◆ How to complete this task: Find the lines of data that contain the string "title", then list them.

────────

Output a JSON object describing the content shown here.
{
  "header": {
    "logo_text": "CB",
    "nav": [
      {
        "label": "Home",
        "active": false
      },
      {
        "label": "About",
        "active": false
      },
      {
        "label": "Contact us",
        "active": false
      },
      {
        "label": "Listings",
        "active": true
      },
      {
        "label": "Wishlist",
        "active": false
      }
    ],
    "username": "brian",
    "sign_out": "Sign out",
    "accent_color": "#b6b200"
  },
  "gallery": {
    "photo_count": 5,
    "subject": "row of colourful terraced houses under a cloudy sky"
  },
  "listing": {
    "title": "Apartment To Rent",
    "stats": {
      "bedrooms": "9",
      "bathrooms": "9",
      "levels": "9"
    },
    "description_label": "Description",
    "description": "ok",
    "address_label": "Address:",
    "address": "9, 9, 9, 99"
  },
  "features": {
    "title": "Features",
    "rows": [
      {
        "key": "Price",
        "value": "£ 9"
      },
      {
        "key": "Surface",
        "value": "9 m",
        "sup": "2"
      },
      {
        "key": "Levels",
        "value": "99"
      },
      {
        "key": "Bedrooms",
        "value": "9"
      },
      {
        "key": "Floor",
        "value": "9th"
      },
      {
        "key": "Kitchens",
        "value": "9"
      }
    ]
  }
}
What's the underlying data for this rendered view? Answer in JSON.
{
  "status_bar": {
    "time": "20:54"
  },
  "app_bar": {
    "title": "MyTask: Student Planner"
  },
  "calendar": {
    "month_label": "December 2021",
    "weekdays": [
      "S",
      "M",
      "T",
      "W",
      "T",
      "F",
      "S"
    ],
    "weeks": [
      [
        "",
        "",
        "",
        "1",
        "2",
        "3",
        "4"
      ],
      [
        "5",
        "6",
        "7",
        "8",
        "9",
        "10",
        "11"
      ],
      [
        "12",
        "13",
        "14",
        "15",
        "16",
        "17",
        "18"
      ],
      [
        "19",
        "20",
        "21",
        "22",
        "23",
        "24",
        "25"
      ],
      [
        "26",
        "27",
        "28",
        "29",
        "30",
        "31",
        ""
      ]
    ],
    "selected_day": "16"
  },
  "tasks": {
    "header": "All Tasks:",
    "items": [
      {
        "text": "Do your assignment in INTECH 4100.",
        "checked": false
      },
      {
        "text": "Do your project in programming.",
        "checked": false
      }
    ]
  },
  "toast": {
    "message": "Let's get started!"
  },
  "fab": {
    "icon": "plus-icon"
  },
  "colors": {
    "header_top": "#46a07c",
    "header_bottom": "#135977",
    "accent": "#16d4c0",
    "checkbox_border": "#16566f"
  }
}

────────

◆ Written answer:
    "title": "Apartment To Rent",
    "title": "Features",
    "title": "MyTask: Student Planner"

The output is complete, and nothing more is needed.